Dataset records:
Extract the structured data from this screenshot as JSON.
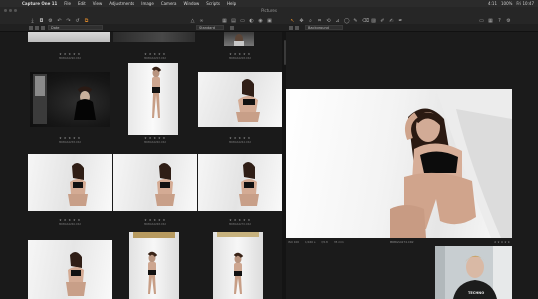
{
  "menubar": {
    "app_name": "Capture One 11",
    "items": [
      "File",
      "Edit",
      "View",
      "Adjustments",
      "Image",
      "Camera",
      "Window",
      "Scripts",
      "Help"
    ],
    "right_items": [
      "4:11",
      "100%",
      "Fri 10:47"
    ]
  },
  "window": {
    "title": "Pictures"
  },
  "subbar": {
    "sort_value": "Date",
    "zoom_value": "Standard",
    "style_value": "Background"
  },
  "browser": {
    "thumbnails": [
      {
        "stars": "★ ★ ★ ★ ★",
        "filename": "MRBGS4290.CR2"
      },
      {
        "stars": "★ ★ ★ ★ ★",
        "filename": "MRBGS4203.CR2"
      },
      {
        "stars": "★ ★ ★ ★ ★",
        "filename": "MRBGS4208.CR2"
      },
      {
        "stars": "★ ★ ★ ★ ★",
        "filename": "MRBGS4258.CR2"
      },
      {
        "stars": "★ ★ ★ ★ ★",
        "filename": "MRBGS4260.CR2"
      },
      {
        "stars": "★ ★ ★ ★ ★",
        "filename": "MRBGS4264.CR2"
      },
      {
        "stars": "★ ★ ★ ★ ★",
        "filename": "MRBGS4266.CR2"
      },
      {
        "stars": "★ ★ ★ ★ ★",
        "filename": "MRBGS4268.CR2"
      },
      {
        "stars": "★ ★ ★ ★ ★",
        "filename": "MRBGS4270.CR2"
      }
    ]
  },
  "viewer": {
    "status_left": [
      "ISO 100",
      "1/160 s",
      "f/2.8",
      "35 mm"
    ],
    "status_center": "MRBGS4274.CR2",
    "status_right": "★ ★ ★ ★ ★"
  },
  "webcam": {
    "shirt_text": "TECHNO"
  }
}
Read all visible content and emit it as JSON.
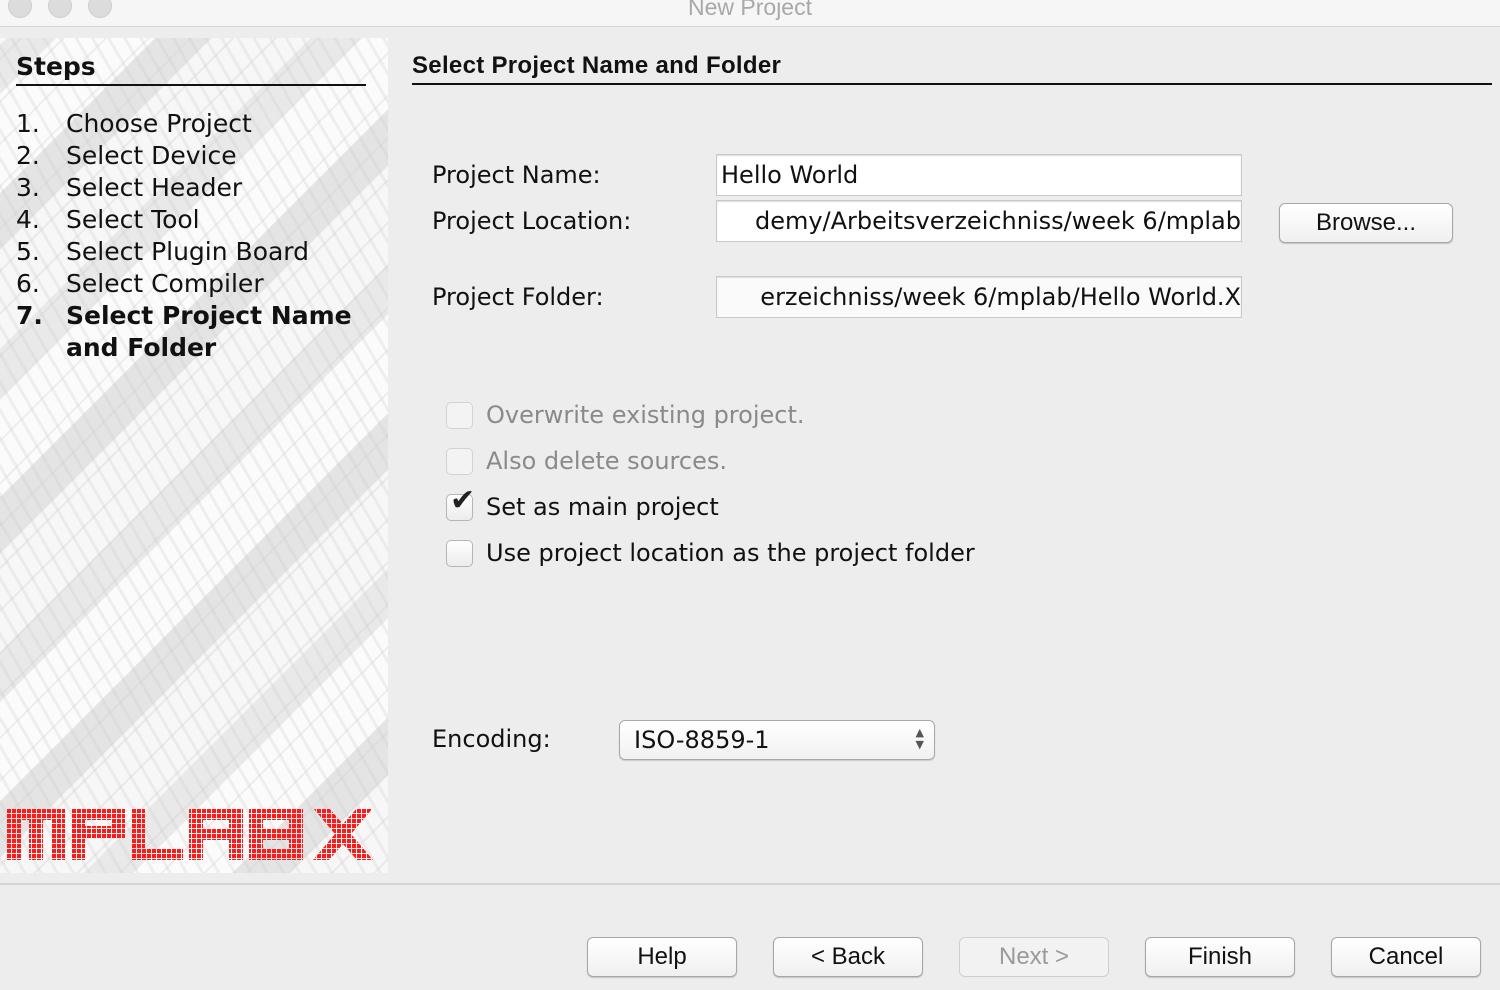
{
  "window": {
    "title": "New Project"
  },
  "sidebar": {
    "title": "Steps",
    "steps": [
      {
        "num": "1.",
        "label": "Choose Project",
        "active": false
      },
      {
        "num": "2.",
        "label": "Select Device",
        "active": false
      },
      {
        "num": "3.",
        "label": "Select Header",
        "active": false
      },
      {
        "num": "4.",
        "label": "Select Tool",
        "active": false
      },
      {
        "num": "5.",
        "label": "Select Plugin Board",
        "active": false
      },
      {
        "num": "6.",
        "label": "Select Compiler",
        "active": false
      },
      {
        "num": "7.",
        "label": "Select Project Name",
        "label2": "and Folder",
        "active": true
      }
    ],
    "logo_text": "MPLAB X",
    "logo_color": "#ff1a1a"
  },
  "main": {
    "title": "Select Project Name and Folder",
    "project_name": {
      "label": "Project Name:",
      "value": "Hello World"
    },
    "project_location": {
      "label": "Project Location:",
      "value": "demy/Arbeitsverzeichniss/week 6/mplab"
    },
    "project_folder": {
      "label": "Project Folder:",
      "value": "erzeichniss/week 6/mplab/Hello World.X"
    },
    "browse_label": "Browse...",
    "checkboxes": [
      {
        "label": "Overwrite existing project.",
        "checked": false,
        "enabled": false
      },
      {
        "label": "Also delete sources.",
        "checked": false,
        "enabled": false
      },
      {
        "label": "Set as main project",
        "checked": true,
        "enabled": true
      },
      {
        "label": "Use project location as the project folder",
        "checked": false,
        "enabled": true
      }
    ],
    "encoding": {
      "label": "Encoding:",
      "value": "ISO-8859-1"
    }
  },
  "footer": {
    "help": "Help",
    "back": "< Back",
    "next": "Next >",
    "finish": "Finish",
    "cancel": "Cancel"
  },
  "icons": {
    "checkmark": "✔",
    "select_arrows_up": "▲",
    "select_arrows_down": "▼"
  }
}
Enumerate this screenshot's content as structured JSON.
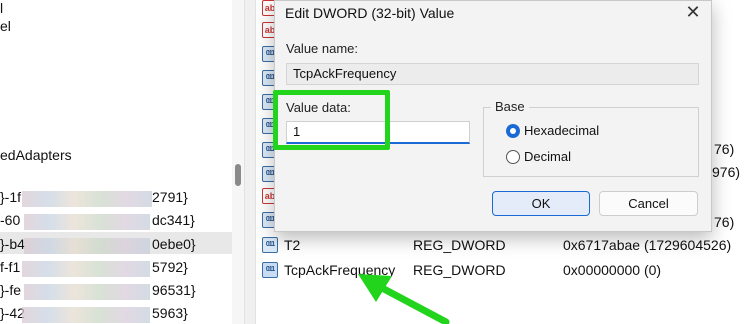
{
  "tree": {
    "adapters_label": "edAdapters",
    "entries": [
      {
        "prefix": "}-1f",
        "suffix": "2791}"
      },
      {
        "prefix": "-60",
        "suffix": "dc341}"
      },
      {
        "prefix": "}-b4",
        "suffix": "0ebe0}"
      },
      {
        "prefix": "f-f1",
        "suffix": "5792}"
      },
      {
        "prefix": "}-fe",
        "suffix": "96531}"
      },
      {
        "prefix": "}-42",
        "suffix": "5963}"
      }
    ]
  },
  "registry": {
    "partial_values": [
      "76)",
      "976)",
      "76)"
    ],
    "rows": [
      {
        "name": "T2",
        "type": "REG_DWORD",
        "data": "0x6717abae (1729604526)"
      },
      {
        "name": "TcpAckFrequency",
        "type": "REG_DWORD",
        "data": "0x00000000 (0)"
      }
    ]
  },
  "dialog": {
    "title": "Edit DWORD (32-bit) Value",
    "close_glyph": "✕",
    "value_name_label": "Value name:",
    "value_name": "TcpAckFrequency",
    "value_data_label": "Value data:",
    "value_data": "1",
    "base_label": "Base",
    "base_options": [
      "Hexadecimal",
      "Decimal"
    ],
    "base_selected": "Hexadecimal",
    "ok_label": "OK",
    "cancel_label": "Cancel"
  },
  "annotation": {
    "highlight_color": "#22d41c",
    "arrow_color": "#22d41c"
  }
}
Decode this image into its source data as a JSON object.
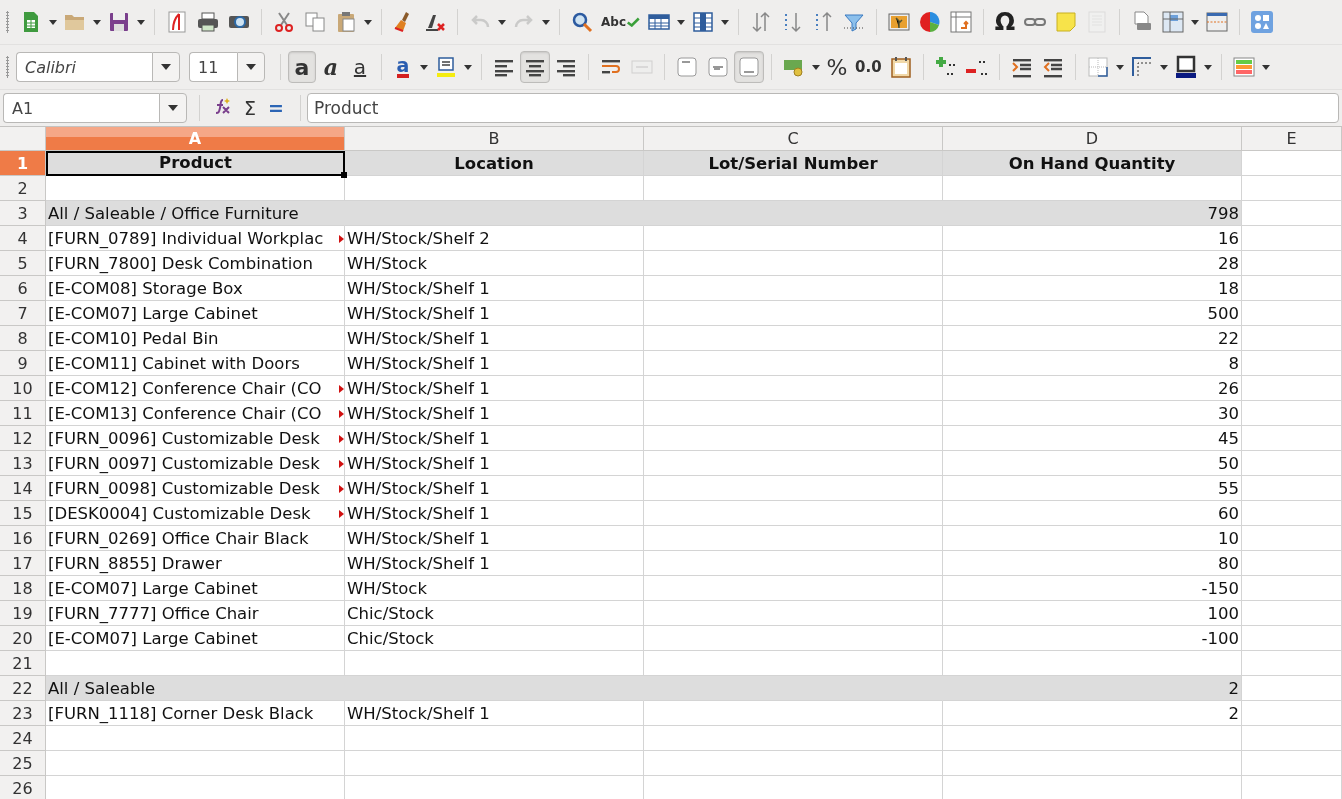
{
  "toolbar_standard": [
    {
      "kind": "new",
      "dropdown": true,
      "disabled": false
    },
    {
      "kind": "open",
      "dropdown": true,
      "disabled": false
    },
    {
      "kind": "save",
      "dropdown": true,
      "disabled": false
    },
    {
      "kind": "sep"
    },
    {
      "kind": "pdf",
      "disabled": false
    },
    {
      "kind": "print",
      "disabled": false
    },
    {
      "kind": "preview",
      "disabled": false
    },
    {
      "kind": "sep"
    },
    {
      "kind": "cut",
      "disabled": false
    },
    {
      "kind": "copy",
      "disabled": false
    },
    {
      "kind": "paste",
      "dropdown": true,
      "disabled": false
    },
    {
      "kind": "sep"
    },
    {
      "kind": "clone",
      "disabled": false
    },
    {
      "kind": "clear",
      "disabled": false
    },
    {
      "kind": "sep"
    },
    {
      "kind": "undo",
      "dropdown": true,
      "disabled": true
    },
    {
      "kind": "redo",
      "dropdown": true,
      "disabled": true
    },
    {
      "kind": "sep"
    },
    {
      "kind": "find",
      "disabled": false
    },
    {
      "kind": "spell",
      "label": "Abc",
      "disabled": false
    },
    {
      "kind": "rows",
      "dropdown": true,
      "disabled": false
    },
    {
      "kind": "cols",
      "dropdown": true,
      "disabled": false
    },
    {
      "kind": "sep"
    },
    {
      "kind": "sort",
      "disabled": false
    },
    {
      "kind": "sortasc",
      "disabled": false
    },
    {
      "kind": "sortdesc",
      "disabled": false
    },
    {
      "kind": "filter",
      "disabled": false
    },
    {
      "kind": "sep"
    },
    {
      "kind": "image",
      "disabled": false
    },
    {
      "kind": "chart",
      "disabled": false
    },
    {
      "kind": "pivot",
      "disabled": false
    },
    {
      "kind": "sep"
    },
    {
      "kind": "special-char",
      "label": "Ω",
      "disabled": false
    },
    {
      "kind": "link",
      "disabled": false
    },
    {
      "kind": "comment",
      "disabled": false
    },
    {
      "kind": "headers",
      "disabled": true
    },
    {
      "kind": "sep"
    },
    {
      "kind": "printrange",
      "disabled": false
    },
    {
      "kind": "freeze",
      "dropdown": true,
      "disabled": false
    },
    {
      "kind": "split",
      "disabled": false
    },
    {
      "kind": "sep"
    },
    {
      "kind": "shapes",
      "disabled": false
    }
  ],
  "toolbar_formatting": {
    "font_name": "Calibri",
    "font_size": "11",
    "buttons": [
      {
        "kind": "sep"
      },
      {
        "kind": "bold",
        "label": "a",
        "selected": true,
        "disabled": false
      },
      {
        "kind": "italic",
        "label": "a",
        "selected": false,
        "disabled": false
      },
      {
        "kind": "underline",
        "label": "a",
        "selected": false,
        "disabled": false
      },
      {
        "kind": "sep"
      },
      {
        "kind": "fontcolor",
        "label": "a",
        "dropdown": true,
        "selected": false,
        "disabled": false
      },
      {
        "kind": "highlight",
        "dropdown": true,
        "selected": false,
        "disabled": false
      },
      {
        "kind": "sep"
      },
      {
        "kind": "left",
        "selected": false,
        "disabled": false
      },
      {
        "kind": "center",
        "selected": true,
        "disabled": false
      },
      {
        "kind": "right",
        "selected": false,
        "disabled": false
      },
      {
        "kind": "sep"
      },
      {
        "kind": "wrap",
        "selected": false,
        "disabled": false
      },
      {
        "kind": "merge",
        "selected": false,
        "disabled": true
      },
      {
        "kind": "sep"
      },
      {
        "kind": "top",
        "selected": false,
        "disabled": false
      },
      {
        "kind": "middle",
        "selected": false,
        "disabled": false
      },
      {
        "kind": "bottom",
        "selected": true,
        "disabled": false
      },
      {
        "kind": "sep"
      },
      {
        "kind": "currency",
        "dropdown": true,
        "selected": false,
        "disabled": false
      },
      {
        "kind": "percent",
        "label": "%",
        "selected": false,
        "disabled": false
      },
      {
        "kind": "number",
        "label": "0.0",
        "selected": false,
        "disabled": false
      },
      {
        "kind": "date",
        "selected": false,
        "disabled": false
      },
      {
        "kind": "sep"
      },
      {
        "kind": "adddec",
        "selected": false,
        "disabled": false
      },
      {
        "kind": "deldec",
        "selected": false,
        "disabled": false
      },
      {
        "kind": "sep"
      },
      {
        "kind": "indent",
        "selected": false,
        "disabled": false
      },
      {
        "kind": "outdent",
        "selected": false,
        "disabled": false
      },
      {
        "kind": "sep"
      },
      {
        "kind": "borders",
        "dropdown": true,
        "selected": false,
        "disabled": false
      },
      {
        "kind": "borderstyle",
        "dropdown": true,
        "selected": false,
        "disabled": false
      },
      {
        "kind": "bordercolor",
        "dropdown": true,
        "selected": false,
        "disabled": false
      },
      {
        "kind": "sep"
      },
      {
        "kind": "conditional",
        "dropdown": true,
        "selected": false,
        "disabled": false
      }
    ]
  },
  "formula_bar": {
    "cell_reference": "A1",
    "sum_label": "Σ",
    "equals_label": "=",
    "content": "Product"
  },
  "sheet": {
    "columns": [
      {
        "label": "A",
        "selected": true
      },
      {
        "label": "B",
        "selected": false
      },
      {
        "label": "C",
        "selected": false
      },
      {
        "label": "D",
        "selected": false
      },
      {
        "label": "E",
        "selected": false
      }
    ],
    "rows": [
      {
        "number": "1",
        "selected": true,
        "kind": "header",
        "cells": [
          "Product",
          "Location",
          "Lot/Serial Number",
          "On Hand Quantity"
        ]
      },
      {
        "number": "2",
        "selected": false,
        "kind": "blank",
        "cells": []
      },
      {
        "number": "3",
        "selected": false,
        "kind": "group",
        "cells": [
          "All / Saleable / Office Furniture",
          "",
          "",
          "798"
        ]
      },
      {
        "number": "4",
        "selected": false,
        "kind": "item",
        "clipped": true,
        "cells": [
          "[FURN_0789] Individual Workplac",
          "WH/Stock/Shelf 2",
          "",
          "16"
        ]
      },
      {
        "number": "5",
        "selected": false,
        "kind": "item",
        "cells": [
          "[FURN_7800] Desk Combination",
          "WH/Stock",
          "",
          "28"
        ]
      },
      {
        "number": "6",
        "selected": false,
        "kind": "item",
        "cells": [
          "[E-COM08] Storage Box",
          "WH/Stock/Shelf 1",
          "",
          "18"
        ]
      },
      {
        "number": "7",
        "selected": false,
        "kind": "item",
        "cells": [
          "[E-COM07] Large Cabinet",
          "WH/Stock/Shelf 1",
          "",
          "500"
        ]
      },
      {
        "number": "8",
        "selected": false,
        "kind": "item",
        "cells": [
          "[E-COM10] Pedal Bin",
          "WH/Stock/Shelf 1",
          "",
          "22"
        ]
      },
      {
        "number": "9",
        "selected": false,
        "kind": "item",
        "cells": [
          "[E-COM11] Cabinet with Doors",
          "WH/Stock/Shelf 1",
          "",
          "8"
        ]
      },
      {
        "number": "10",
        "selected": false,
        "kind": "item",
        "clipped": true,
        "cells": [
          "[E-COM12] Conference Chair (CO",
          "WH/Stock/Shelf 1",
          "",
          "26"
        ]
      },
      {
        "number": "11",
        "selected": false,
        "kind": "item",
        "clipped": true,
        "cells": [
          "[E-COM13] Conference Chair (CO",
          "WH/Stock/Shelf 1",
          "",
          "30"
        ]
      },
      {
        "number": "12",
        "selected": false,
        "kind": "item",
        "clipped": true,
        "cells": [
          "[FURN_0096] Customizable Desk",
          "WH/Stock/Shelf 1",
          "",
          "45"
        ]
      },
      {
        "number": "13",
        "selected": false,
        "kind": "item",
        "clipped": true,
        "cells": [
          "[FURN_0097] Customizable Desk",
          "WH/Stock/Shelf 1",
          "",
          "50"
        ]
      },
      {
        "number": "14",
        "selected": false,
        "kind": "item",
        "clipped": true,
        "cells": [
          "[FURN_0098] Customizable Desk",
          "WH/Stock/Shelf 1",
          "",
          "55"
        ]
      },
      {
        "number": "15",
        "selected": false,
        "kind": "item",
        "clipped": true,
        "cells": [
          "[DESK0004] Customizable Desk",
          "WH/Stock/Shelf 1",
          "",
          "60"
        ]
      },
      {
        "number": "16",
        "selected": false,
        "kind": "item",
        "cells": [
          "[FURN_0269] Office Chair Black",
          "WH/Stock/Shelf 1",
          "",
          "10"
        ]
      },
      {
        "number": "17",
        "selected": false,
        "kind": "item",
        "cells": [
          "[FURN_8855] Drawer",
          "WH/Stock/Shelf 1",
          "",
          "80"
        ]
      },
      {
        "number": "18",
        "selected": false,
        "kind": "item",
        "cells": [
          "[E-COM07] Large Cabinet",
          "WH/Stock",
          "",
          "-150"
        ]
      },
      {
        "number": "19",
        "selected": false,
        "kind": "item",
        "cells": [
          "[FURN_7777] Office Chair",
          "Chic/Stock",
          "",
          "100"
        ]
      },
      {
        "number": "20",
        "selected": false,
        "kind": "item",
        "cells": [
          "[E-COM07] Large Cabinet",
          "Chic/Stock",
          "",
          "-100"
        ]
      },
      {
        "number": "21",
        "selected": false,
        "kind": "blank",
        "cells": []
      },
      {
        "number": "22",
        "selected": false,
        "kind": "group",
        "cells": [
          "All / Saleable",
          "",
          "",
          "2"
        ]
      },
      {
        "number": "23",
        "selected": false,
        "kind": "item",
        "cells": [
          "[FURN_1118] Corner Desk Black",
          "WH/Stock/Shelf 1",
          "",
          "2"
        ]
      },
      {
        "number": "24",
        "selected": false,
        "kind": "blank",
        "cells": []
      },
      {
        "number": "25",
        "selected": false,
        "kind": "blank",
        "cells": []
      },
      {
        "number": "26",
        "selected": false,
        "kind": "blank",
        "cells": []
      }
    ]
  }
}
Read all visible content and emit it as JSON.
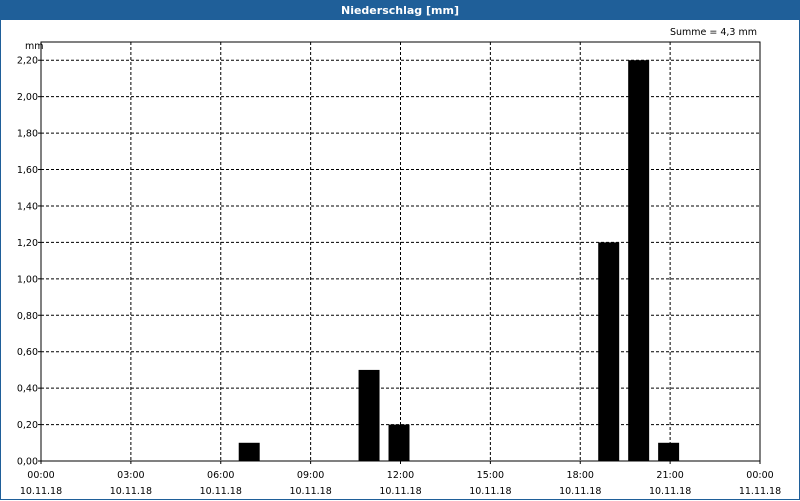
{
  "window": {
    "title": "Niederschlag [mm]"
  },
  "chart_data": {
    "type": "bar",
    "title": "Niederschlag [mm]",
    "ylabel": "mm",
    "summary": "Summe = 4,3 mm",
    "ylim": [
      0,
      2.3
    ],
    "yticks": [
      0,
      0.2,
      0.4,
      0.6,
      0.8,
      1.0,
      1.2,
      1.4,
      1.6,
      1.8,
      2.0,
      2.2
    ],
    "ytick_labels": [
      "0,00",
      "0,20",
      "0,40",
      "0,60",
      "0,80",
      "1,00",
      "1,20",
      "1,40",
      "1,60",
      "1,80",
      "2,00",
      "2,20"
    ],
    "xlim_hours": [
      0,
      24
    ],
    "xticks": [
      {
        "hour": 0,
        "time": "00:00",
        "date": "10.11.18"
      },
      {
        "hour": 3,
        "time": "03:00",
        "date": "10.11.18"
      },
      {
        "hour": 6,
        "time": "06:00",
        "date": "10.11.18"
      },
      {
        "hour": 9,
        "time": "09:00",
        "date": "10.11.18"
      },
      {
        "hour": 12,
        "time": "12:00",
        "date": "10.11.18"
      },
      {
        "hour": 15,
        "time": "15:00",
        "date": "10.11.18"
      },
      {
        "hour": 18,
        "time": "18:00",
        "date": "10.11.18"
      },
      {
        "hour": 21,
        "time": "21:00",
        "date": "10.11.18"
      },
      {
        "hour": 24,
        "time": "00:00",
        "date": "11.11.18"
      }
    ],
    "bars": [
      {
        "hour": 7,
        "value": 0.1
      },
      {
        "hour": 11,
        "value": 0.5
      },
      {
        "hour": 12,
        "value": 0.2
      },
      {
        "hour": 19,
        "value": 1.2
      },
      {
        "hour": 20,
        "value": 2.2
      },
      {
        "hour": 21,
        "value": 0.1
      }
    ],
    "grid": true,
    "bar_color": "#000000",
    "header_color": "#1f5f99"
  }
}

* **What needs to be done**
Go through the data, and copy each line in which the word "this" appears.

* **The completed task**
Extract the structured data from this screenshot as JSON.
Enumerate this screenshot's content as structured JSON.
Decode this image into its source data as a JSON object.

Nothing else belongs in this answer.